Thanks so much! I hope B&N agrees! I’ll keep you posted.
Congratulations! Great reviews!
Thanks so much! Here’s hoping they like them too and will use a few! p.s. It’s unpaid also but it’s still a honor if my reviews get selected.
I love your review style! And congrats on writing reviews for Barnes & Noble, what an awesome opportunity! Fingers crossed that they see it the same way 🙂
Thanks so much! Me too!!!
How long have you been writing reviews? And have you always liked children’s books best?
I’ve been blogging on children’s books for about two and a half years. I read adult lit for the past decade before that, but after eliminating books that were too violent or depressing, it was challenging to find a good book. I started reading KidLit again to read ahead for my oldest and now I just freely admit that I like it much better than adult lit, with the exception of a ChickLit beach read or an entertaining memoir though I am in a moms’ book club but reading the book is optional! (I set it up that way!).
I know what you mean. Depending on my general mood, I just don’t have the mind free for adult books but reading a good children’s book makes me smile. Maybe that’s why I love writing children’s and YA stories so much; if they are good, they will not only be treasured by children but by readers of all ages 🙂
Definitely I will be among one of those happy readers! 🙂
By the way, my children’s book “Miro the Dragon” will be free for Kindle on June 29 and 30 if you’d like to check it out (hope linking to it here is okay): http://www.amazon.com/Miro-the-Dragon-ebook/dp/B0074JANOS/ref=sr_1_1?s=digital-text&ie=UTF8&qid=1341703026&sr=1-1&keywords=miro+the+dragon
GREAT! I posted the info on my Facebook and Twitter! Wish I had a Kindle!
Aww, thank you! If you want to read the book, I could send you a print copy since you don’t have a Kindle. Just email me with your address if you’d like it 😉
I would love a copy. Please email me and I’ll send you my address.
Someone congratulated You on this new job–are you getting paid to write reviews or are they giving you free books? I thought Barnes and Noble was like Amazon and anyone could post a review. I do like your writing style.

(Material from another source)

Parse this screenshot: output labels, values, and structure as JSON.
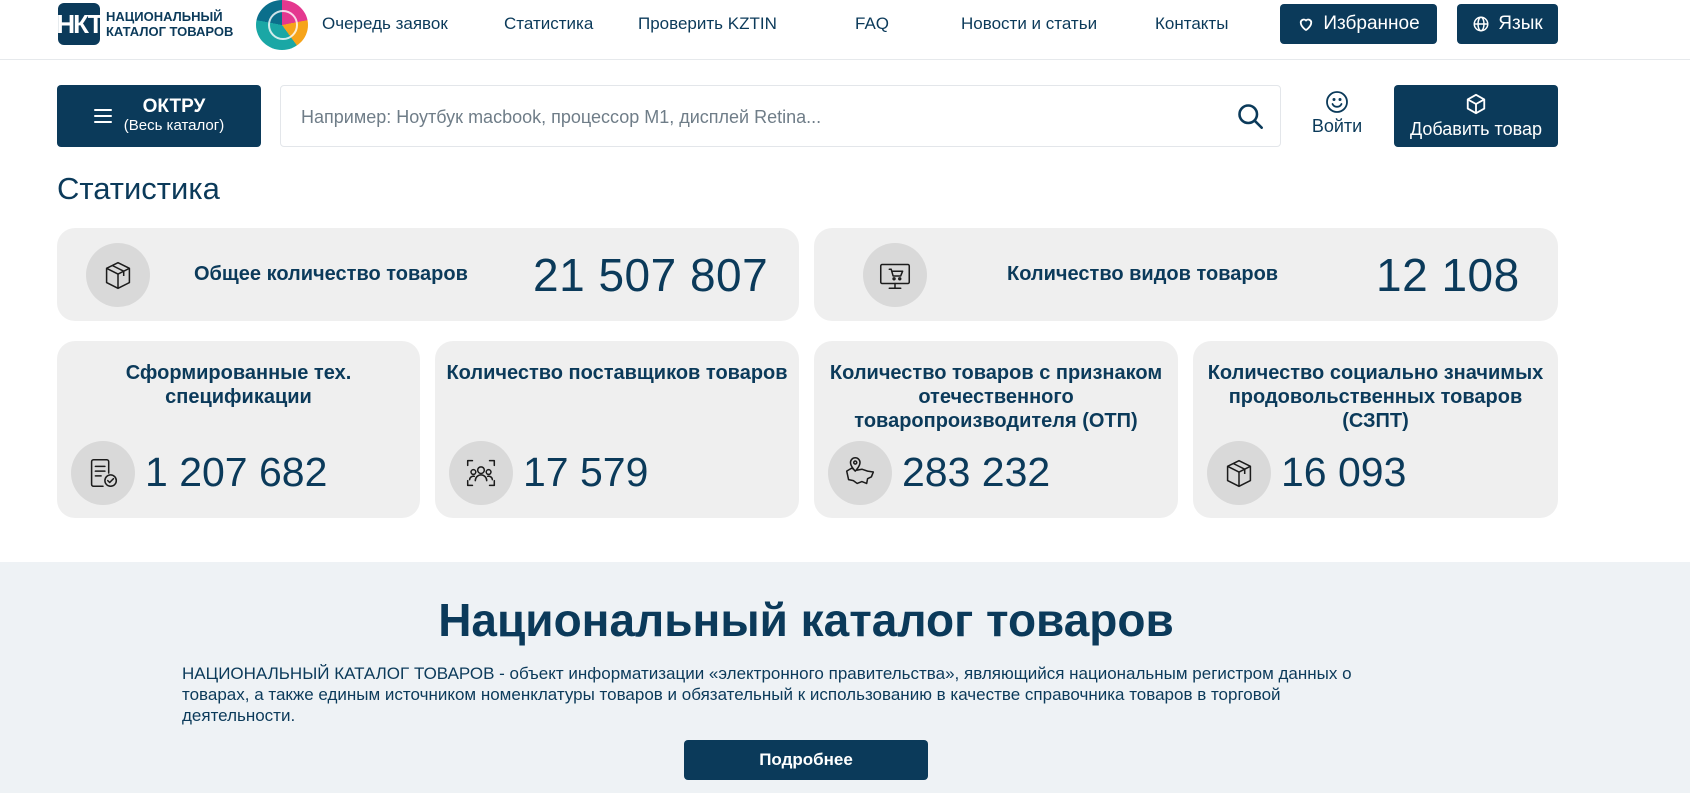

Barnes and Noble isn’t paying me and I actually get the books myself or from authors or publishers. 🙂 A labor of love, I guess. Thanks so much for your comment!